RE Tim Bonner’s letter Bury Free Press, November 6). Hunting is a cruel and outdated tradition which has nothing to do with animal management

A claim by the hunting fraternity that fox hunting is humane is as scientifically illiterate as it is unsafe as a premise.

November marked the start of the new hunting season for packs of hounds across Britain, and the Countryside Alliance is working hard to persuade the rest of us that wildlife and landowners would benefit from their services if we allow them to hunt foxes and other animals with packs of dogs.
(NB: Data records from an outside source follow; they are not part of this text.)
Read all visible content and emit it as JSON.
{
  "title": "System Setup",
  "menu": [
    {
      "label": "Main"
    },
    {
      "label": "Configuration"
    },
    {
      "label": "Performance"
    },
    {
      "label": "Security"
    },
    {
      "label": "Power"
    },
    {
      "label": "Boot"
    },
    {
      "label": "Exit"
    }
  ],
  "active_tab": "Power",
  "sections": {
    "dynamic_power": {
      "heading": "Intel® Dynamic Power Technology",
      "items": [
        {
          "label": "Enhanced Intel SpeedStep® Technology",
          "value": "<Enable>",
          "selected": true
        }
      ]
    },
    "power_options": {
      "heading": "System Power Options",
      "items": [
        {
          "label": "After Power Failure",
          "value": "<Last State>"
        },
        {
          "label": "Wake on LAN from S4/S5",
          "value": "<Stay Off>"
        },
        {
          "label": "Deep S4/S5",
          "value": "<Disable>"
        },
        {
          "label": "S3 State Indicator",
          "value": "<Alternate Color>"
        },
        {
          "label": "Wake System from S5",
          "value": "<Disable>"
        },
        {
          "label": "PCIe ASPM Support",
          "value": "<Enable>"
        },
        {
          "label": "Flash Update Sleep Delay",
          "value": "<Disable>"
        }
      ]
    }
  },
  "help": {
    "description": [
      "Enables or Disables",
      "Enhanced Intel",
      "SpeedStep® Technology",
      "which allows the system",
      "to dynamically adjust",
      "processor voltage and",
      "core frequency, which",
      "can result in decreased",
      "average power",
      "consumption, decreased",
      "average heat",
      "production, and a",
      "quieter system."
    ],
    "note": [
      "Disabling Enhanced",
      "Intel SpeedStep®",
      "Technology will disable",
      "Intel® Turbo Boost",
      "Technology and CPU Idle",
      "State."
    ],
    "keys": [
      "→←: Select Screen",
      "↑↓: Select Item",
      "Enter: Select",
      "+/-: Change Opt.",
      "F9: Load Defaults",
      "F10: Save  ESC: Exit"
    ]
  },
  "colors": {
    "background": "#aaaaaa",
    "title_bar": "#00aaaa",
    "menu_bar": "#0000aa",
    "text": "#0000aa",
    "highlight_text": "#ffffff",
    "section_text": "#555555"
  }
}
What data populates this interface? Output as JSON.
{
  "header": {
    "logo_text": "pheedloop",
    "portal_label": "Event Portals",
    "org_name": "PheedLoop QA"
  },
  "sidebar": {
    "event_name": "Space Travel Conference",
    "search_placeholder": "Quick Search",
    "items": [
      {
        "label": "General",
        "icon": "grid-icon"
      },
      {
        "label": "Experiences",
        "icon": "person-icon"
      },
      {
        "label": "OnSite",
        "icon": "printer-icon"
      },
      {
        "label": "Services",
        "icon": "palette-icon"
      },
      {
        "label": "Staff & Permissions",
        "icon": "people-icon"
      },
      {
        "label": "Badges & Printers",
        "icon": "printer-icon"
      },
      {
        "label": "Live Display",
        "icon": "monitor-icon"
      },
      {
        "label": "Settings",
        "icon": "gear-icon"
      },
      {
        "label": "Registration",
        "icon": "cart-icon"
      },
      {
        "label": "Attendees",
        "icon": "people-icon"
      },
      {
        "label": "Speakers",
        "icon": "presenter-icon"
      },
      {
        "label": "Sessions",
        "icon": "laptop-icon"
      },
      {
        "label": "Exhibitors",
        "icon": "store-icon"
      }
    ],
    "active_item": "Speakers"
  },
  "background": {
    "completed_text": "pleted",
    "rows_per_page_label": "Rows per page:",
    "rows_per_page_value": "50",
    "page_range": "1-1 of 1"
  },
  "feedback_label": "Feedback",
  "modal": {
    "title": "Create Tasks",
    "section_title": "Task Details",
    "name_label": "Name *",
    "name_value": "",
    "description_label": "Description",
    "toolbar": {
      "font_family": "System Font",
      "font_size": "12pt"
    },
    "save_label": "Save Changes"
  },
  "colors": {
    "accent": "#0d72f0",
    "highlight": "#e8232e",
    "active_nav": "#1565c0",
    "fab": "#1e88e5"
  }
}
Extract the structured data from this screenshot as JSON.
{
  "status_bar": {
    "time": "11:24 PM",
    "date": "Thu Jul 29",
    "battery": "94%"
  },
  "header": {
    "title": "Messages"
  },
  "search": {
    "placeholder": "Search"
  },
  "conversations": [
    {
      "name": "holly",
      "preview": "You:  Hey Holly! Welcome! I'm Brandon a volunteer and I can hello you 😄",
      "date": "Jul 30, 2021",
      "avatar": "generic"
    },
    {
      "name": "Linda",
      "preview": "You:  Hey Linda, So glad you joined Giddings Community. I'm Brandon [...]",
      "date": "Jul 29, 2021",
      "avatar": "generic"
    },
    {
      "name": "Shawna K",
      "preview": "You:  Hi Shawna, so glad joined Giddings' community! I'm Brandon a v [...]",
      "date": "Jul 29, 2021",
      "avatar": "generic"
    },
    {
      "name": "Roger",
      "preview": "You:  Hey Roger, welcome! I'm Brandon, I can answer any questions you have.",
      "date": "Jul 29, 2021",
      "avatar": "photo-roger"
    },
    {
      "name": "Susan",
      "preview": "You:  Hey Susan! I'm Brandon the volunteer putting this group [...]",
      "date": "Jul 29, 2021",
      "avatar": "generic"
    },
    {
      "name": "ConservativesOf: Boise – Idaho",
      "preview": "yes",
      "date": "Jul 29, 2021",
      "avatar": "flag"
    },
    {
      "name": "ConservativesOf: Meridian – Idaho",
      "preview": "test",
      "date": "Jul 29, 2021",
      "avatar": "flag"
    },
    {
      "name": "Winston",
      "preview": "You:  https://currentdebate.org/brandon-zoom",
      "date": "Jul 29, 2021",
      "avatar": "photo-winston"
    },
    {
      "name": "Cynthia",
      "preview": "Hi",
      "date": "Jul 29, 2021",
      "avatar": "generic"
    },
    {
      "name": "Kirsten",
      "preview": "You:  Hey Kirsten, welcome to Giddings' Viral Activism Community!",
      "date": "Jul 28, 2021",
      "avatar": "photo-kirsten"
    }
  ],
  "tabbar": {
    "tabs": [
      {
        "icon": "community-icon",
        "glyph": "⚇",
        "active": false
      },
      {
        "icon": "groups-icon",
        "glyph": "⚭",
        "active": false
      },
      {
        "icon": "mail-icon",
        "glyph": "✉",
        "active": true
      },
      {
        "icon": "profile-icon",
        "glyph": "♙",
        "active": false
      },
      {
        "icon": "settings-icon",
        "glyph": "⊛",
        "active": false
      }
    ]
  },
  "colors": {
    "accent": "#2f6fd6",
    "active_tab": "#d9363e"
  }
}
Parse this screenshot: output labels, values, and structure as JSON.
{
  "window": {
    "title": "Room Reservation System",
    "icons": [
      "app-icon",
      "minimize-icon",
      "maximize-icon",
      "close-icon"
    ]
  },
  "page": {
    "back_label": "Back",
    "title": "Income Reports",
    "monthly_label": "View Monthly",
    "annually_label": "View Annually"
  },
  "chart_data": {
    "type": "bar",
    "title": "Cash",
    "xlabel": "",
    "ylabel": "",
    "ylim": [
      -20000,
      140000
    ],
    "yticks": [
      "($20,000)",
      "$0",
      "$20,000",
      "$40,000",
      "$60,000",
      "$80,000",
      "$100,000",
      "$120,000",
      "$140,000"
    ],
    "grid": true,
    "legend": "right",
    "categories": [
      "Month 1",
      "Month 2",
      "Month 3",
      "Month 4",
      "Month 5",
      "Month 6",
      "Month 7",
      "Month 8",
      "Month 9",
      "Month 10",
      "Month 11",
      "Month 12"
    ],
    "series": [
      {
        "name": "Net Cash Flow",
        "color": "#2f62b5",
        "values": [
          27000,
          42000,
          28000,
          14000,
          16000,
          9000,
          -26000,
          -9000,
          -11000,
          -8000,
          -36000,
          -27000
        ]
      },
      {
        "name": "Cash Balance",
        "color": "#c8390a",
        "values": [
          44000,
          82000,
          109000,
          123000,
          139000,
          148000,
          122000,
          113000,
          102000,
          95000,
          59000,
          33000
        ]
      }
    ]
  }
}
To claim that hunters are providing a valuable service for farmers is nonsense. It has been shown time and again that foxes are not a real threat to livestock. In fact, studies show they are of benefit to farmers because they eat rabbits, rats and other pests which damage crops and spread diseases. A recent estimation by the Mammal Research Unit at Bristol University has shown that one fox can save a crop farmer £900 a year. Even the government departmentDEFRA (Department of Environment and Rural Affairs) says foxes are no more than grade 2 pests, and less than two per cent of lamb deaths can be attributed to fox predation. Some 98 per cent of lambs that die, die from poor farming practices, not predators. It is arguable that lambs found with evidence of having been eaten by a fox may have been already dead from other causes, and were in fact scavenged.

Even free range poultry losses to foxes are low. Two Scottish studies showed that less than two per cent of free range poultry losses were due to foxes.

Hunting is not, and never was, about control. The Hunting Act is a fine piece of legislation and it must remain in its entirety until we can elect a humane government who will tighten up the loopholes.

-- Patricia Betty, via email